Jury selection began Monday for the third capital murder trial of Antonio "A.J." Armstrong Jr., the Houston man accused of shooting his parents to death when he was a teenager in 2016.
The selection process is expected to last weeks as prospective jurors are being interviewed individually instead of in a group as part of an agreement between defense attorneys for Armstrong Jr., the Harris County District Attorney's Office and Judge Kelli Johnson, who had suggested a change of venue because two previous juries could not reach verdicts and the case has received extensive media coverage. Johnson issued an order in January that prohibits attorneys in the case from speaking publicly about it outside of court filings and court hearings.
The prosecution and defense counsel clashed in a series of filings last week, with Armstrong Jr.'s defense attorneys asking for a hearing as well as a delay to jury selection while claiming that a juror in the second trial had an undisclosed dating relationship with an attorney in the DA's office, which they alleged constituted a violation of Armstrong Jr.'s right to a fair trial. Prosecutors responded with their own motion for continuance and referred to the defense's motion as "groundless" and in bad faith, saying the juror in question was an alternate and the attorney she dated has not worked as a prosecutor in the case.
Johnson denied the motion for a hearing about that matter and also denied the motions for continuance, which allowed jury selection to begin Monday as scheduled. The judge said the upcoming trial for Armstrong Jr., who was 16 at the time of his parents' deaths and is now 23, is expected to start in early June.
Johnson declared mistrials in 2019 and again in October of last year, with two different sets of jurors being unable to reach consensus on a verdict.

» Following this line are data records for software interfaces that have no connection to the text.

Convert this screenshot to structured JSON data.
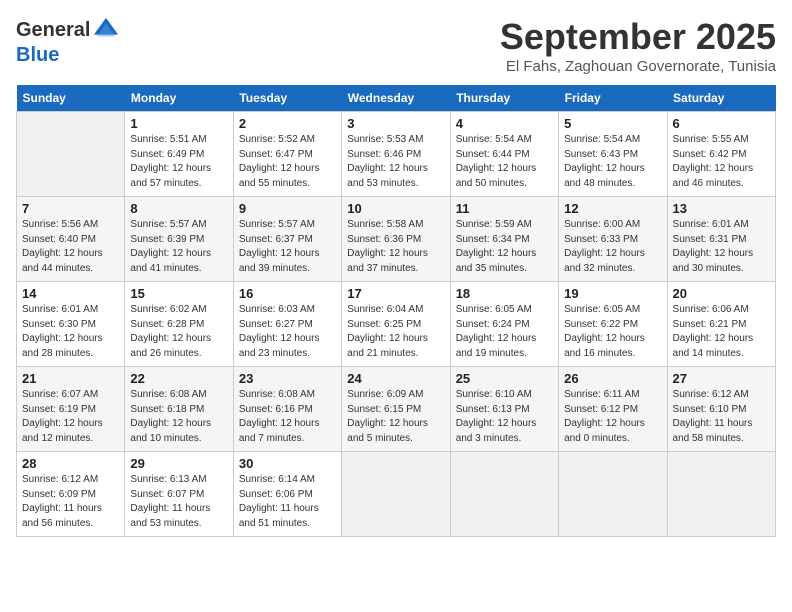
{
  "header": {
    "logo_general": "General",
    "logo_blue": "Blue",
    "month_title": "September 2025",
    "subtitle": "El Fahs, Zaghouan Governorate, Tunisia"
  },
  "calendar": {
    "days_of_week": [
      "Sunday",
      "Monday",
      "Tuesday",
      "Wednesday",
      "Thursday",
      "Friday",
      "Saturday"
    ],
    "weeks": [
      [
        {
          "day": "",
          "content": ""
        },
        {
          "day": "1",
          "content": "Sunrise: 5:51 AM\nSunset: 6:49 PM\nDaylight: 12 hours\nand 57 minutes."
        },
        {
          "day": "2",
          "content": "Sunrise: 5:52 AM\nSunset: 6:47 PM\nDaylight: 12 hours\nand 55 minutes."
        },
        {
          "day": "3",
          "content": "Sunrise: 5:53 AM\nSunset: 6:46 PM\nDaylight: 12 hours\nand 53 minutes."
        },
        {
          "day": "4",
          "content": "Sunrise: 5:54 AM\nSunset: 6:44 PM\nDaylight: 12 hours\nand 50 minutes."
        },
        {
          "day": "5",
          "content": "Sunrise: 5:54 AM\nSunset: 6:43 PM\nDaylight: 12 hours\nand 48 minutes."
        },
        {
          "day": "6",
          "content": "Sunrise: 5:55 AM\nSunset: 6:42 PM\nDaylight: 12 hours\nand 46 minutes."
        }
      ],
      [
        {
          "day": "7",
          "content": "Sunrise: 5:56 AM\nSunset: 6:40 PM\nDaylight: 12 hours\nand 44 minutes."
        },
        {
          "day": "8",
          "content": "Sunrise: 5:57 AM\nSunset: 6:39 PM\nDaylight: 12 hours\nand 41 minutes."
        },
        {
          "day": "9",
          "content": "Sunrise: 5:57 AM\nSunset: 6:37 PM\nDaylight: 12 hours\nand 39 minutes."
        },
        {
          "day": "10",
          "content": "Sunrise: 5:58 AM\nSunset: 6:36 PM\nDaylight: 12 hours\nand 37 minutes."
        },
        {
          "day": "11",
          "content": "Sunrise: 5:59 AM\nSunset: 6:34 PM\nDaylight: 12 hours\nand 35 minutes."
        },
        {
          "day": "12",
          "content": "Sunrise: 6:00 AM\nSunset: 6:33 PM\nDaylight: 12 hours\nand 32 minutes."
        },
        {
          "day": "13",
          "content": "Sunrise: 6:01 AM\nSunset: 6:31 PM\nDaylight: 12 hours\nand 30 minutes."
        }
      ],
      [
        {
          "day": "14",
          "content": "Sunrise: 6:01 AM\nSunset: 6:30 PM\nDaylight: 12 hours\nand 28 minutes."
        },
        {
          "day": "15",
          "content": "Sunrise: 6:02 AM\nSunset: 6:28 PM\nDaylight: 12 hours\nand 26 minutes."
        },
        {
          "day": "16",
          "content": "Sunrise: 6:03 AM\nSunset: 6:27 PM\nDaylight: 12 hours\nand 23 minutes."
        },
        {
          "day": "17",
          "content": "Sunrise: 6:04 AM\nSunset: 6:25 PM\nDaylight: 12 hours\nand 21 minutes."
        },
        {
          "day": "18",
          "content": "Sunrise: 6:05 AM\nSunset: 6:24 PM\nDaylight: 12 hours\nand 19 minutes."
        },
        {
          "day": "19",
          "content": "Sunrise: 6:05 AM\nSunset: 6:22 PM\nDaylight: 12 hours\nand 16 minutes."
        },
        {
          "day": "20",
          "content": "Sunrise: 6:06 AM\nSunset: 6:21 PM\nDaylight: 12 hours\nand 14 minutes."
        }
      ],
      [
        {
          "day": "21",
          "content": "Sunrise: 6:07 AM\nSunset: 6:19 PM\nDaylight: 12 hours\nand 12 minutes."
        },
        {
          "day": "22",
          "content": "Sunrise: 6:08 AM\nSunset: 6:18 PM\nDaylight: 12 hours\nand 10 minutes."
        },
        {
          "day": "23",
          "content": "Sunrise: 6:08 AM\nSunset: 6:16 PM\nDaylight: 12 hours\nand 7 minutes."
        },
        {
          "day": "24",
          "content": "Sunrise: 6:09 AM\nSunset: 6:15 PM\nDaylight: 12 hours\nand 5 minutes."
        },
        {
          "day": "25",
          "content": "Sunrise: 6:10 AM\nSunset: 6:13 PM\nDaylight: 12 hours\nand 3 minutes."
        },
        {
          "day": "26",
          "content": "Sunrise: 6:11 AM\nSunset: 6:12 PM\nDaylight: 12 hours\nand 0 minutes."
        },
        {
          "day": "27",
          "content": "Sunrise: 6:12 AM\nSunset: 6:10 PM\nDaylight: 11 hours\nand 58 minutes."
        }
      ],
      [
        {
          "day": "28",
          "content": "Sunrise: 6:12 AM\nSunset: 6:09 PM\nDaylight: 11 hours\nand 56 minutes."
        },
        {
          "day": "29",
          "content": "Sunrise: 6:13 AM\nSunset: 6:07 PM\nDaylight: 11 hours\nand 53 minutes."
        },
        {
          "day": "30",
          "content": "Sunrise: 6:14 AM\nSunset: 6:06 PM\nDaylight: 11 hours\nand 51 minutes."
        },
        {
          "day": "",
          "content": ""
        },
        {
          "day": "",
          "content": ""
        },
        {
          "day": "",
          "content": ""
        },
        {
          "day": "",
          "content": ""
        }
      ]
    ]
  }
}
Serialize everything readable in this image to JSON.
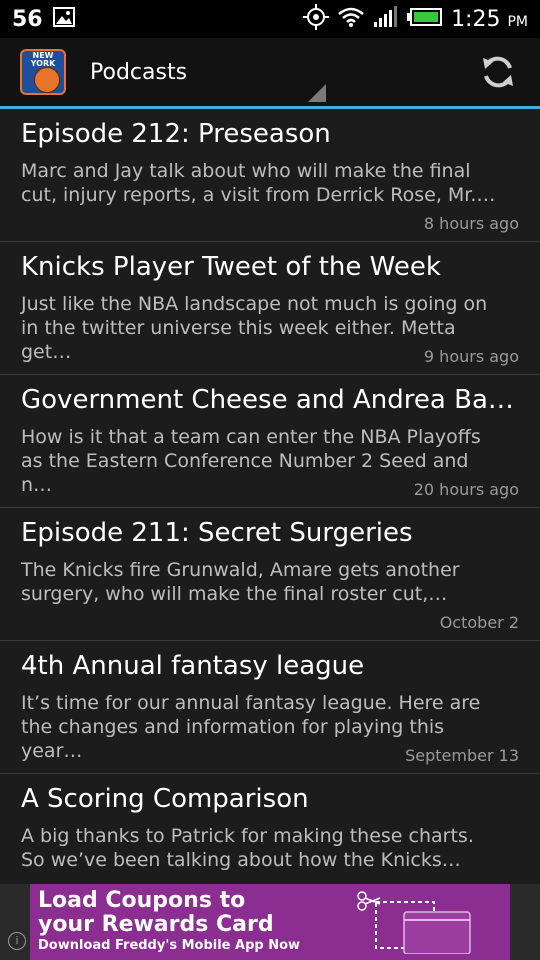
{
  "status_bar": {
    "notification_count": "56",
    "time": "1:25",
    "ampm": "PM",
    "icons": [
      "image-icon",
      "gps-icon",
      "wifi-icon",
      "signal-icon",
      "battery-icon"
    ]
  },
  "action_bar": {
    "app_logo_text": "NEW YORK",
    "title": "Podcasts",
    "refresh_icon": "refresh-icon"
  },
  "episodes": [
    {
      "title": "Episode 212: Preseason",
      "desc": "Marc and Jay talk about who will make the final cut, injury reports, a visit from Derrick Rose, Mr.…",
      "time": "8 hours ago"
    },
    {
      "title": "Knicks Player Tweet of the Week",
      "desc": "Just like the NBA landscape not much is going on in the twitter universe this week either. Metta get…",
      "time": "9 hours ago"
    },
    {
      "title": "Government Cheese and Andrea Bargna…",
      "desc": "How is it that a team can enter the NBA Playoffs as the Eastern Conference Number 2 Seed and n…",
      "time": "20 hours ago"
    },
    {
      "title": "Episode 211: Secret Surgeries",
      "desc": "The Knicks fire Grunwald, Amare gets another surgery, who will make the final roster cut,…",
      "time": "October 2"
    },
    {
      "title": "4th Annual fantasy league",
      "desc": "It’s time for our annual fantasy league.  Here are the changes and information for playing this year…",
      "time": "September 13"
    },
    {
      "title": "A Scoring Comparison",
      "desc": "A big thanks to Patrick for making these charts. So we’ve been talking about how the Knicks…",
      "time": ""
    }
  ],
  "ad": {
    "line1": "Load Coupons to",
    "line2": "your Rewards Card",
    "line3": "Download Freddy's Mobile App Now",
    "info_icon": "info-icon"
  },
  "colors": {
    "accent": "#33b5e5",
    "ad_bg": "#8c2e91",
    "background": "#1c1c1c"
  }
}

Armstrong Jr. is of accused of fatally shooting his parents, Dawn and Antonio Armstrong Sr., while they slept in their Bellaire-area home during the early hours of July 29, 2016. Armstrong Jr. would face a potential punishment of life in prison if ultimately convicted of their murder.
Dawn and Antonio Armstrong Sr., the latter of whom was an All-American football player at Texas A&M University before a brief career in the NFL, both were shot in the head with a .22-caliber pistol owned by Armstrong Sr., according to a probable cause affidavit filed in court. Their son, Armstrong Jr., called 911 on the morning they were shot. He said he was in a closet in his third-floor bedroom and had heard gunshots coming from his parents’ bedroom on the second floor on their home, court records show.
Responding officers found no signs of forced entry, or any open entry or exit points at the home, according to court documents, which show the murder weapon was left on a kitchen table on the first floor and was accompanied by a handwritten note that said, “I HAVE BEEN WATCHING FOR A LONG TIME. GET ME.” No fingerprints or DNA were found on the gun, court records show.
Investigators also found a bullet hole on the ceiling of the second floor, which corresponded to a hole on the floor of Armstrong Jr.’s bedroom that was covered with a pile of socks, according to the probable cause affidavit. A pillow and comforter with .22-caliber bullet holes also were found in Armstrong Jr.’s closet, according to court documents, with prosecutors alleging the findings illustrated that Armstrong Jr. had practiced using his father’s gun.
Among other arguments intended to establish reasonable doubt, defense attorneys in court have theorized Armstrong Jr.’s estranged older brother could have committed the murders.